We are investigating the effect of increased connectivity among dry valley habitats on lake biodiversity and biogeochemistry in the Lake Ice Connectivity Experiment (LICE). Under a scenario of increased connectivity, we expect lakes to experience increased input from streams, aeolian sediments and lake margin soils, fluvially deposited algal/cyanobacterial mats, and in general, increased nutrient input. In year 1 of MCM5, surface water (from 6 m depth) of east lobe Lake Bonney was amended experimentally with nutrients (C, N, and P) and material from the surrounding basin (e.g., soil collected from Wormherder creek above Lake Bonney, wetted sediments from the margin soils at the SLIME site, and cyanobacterial mats from ponds in the basin) to approximate increased nutrient and material advection. The material was placed into 12,000 Dalton dialysis tubing and incubated in 10 L microcosms for 2 days to approximate a pulsed event. Lake water productivity, biogeochemistry, and biodiversity were monitored over the following two weeks.

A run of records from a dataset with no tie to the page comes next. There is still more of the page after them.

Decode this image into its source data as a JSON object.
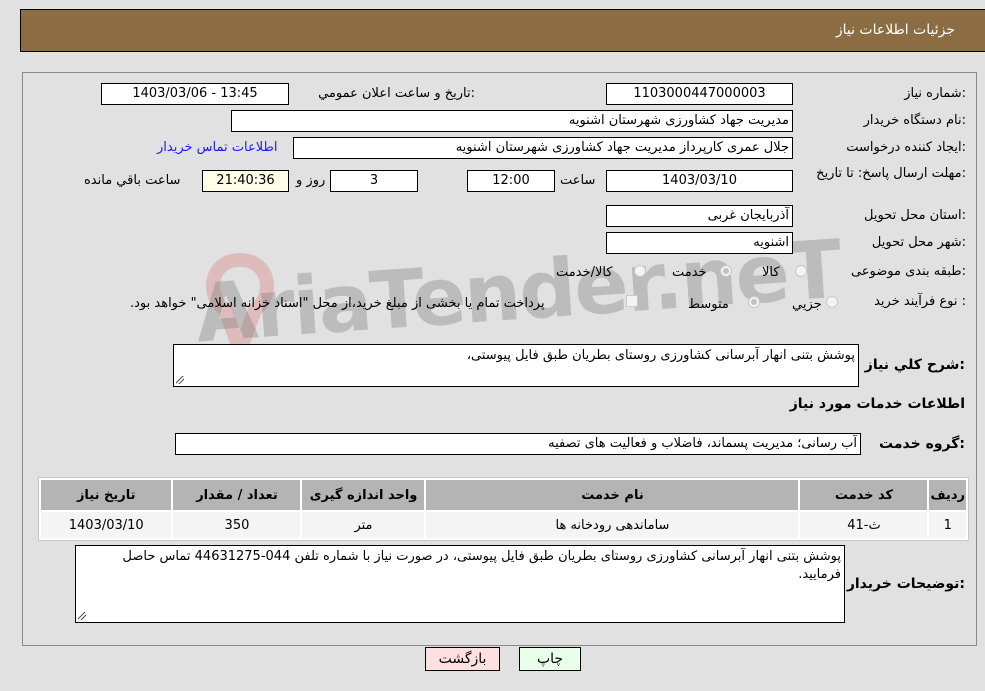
{
  "header": {
    "title": "جزئيات اطلاعات نياز"
  },
  "form": {
    "need_number": {
      "label": "شماره نياز:",
      "value": "1103000447000003"
    },
    "announce_datetime": {
      "label": "تاريخ و ساعت اعلان عمومي:",
      "value": "1403/03/06 - 13:45"
    },
    "buyer_org": {
      "label": "نام دستگاه خريدار:",
      "value": "مديريت جهاد كشاورزی شهرستان اشنويه"
    },
    "requester": {
      "label": "ايجاد كننده درخواست:",
      "value": "جلال عمری كارپرداز مديريت جهاد كشاورزی شهرستان اشنويه"
    },
    "buyer_contact_link": "اطلاعات تماس خريدار",
    "deadline": {
      "label": "مهلت ارسال پاسخ: تا تاريخ:",
      "date": "1403/03/10",
      "time_label": "ساعت",
      "time": "12:00",
      "days": "3",
      "days_label": "روز و",
      "remaining": "21:40:36",
      "remaining_label": "ساعت باقي مانده"
    },
    "province": {
      "label": "استان محل تحويل:",
      "value": "آذربايجان غربی"
    },
    "city": {
      "label": "شهر محل تحويل:",
      "value": "اشنويه"
    },
    "category": {
      "label": "طبقه بندی موضوعی:",
      "options": [
        {
          "label": "كالا",
          "checked": false
        },
        {
          "label": "خدمت",
          "checked": true
        },
        {
          "label": "كالا/خدمت",
          "checked": false
        }
      ]
    },
    "purchase_type": {
      "label": "نوع فرآيند خريد :",
      "options": [
        {
          "label": "جزيي",
          "checked": false
        },
        {
          "label": "متوسط",
          "checked": true
        }
      ],
      "treasury_note": "پرداخت تمام يا بخشی از مبلغ خريد،از محل \"اسناد خزانه اسلامی\" خواهد بود."
    },
    "general_description": {
      "label": "شرح كلي نياز:",
      "value": "پوشش بتنی انهار آبرسانی كشاورزی روستای بطريان طبق فايل پيوستی،"
    },
    "services_section_title": "اطلاعات خدمات مورد نياز",
    "service_group": {
      "label": "گروه خدمت:",
      "value": "آب رسانی؛ مديريت پسماند، فاضلاب و فعاليت های تصفيه"
    }
  },
  "table": {
    "columns": [
      "رديف",
      "كد خدمت",
      "نام خدمت",
      "واحد اندازه گيری",
      "تعداد / مقدار",
      "تاريخ نياز"
    ],
    "rows": [
      [
        "1",
        "ث-41",
        "ساماندهی رودخانه ها",
        "متر",
        "350",
        "1403/03/10"
      ]
    ]
  },
  "buyer_notes": {
    "label": "توضيحات خريدار:",
    "value": "پوشش بتنی انهار آبرسانی كشاورزی روستای بطريان طبق فايل پيوستی، در صورت نياز با شماره تلفن 044-44631275 تماس حاصل فرماييد."
  },
  "buttons": {
    "print": "چاپ",
    "back": "بازگشت"
  },
  "colors": {
    "header_bg": "#8c6d43",
    "print_bg": "#eaffea",
    "back_bg": "#ffe0e0",
    "link": "#1a1aff"
  },
  "watermark": "AriaTender.neT"
}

An increase in primary and bacterial productivity was generally observed in the microcosms in response to the treatments, most significantly in the microcosms receiving P treatments and the lake margin soils. Microbial community composition remained relatively uniform among the treatments during the experiment, much of the variation seen is due to variations in the relative abundance of cryptophytes (classified by their plastic 16S rRNA gene sequence). However, bacterial diversity decreased significantly in the P and Margin treatments. These results are significant because we hypothesize that as the dry valley ecosystem continues to warm, lake levels will continue to rise and increased contact with these soils may result in a nutrient status change for these oligotrophic lakes that may significantly impact lake biogeochemistry and diversity. This experiment is being repeated this season in Lake Fryxell in conjunction with the tLICE experiment and a moat water bioassay.